▶ **Exercise**
Go through the records, and copy each line in which the string "value" is present.

Records excerpted from a collection:
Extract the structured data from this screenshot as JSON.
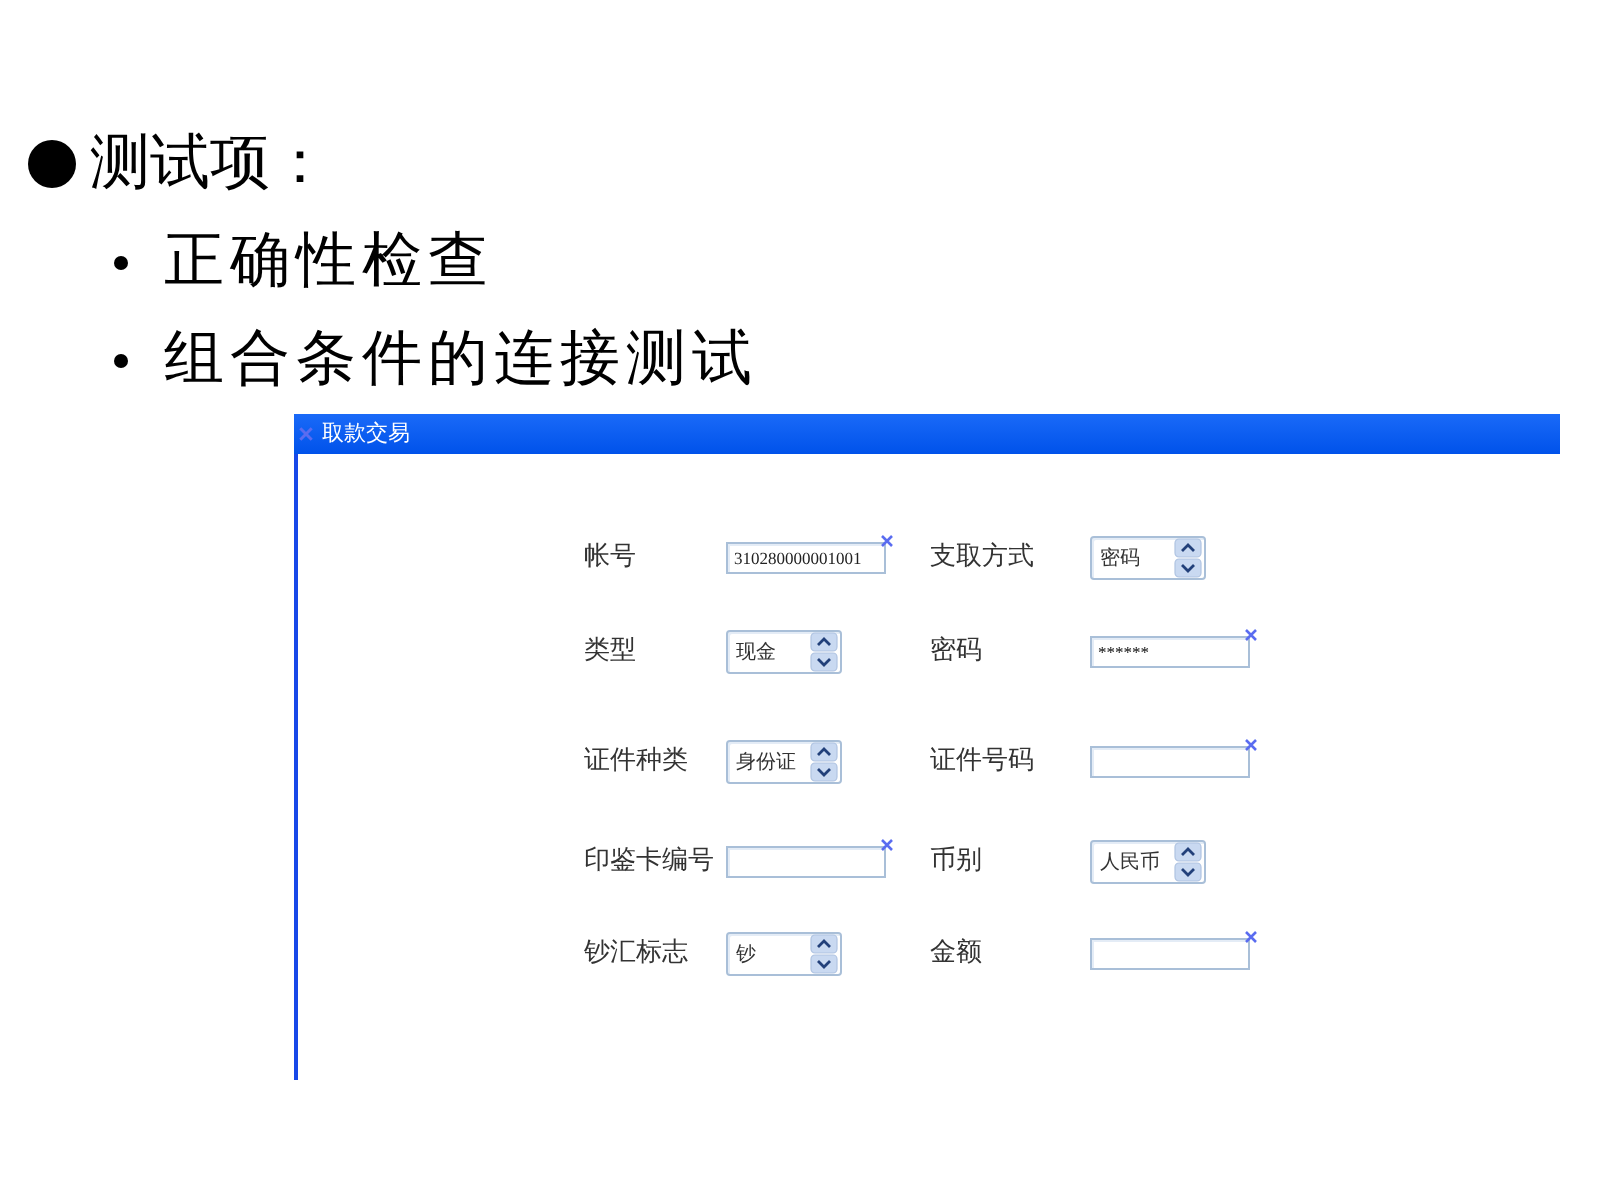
{
  "slide": {
    "title": "测试项：",
    "bullets": [
      {
        "text": "正确性检查"
      },
      {
        "text": "组合条件的连接测试"
      }
    ]
  },
  "window": {
    "title": "取款交易",
    "fields": [
      {
        "label": "帐号",
        "kind": "text",
        "value": "310280000001001"
      },
      {
        "label": "支取方式",
        "kind": "spinner",
        "value": "密码"
      },
      {
        "label": "类型",
        "kind": "spinner",
        "value": "现金"
      },
      {
        "label": "密码",
        "kind": "text",
        "value": "******"
      },
      {
        "label": "证件种类",
        "kind": "spinner",
        "value": "身份证"
      },
      {
        "label": "证件号码",
        "kind": "text"
      },
      {
        "label": "印鉴卡编号",
        "kind": "text"
      },
      {
        "label": "币别",
        "kind": "spinner",
        "value": "人民币"
      },
      {
        "label": "钞汇标志",
        "kind": "spinner",
        "value": "钞"
      },
      {
        "label": "金额",
        "kind": "text"
      }
    ]
  }
}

▶ **Solved problem**
        "value": "310280000001001"
        "value": "密码"
        "value": "现金"
        "value": "******"
        "value": "身份证"
        "value": "人民币"
        "value": "钞"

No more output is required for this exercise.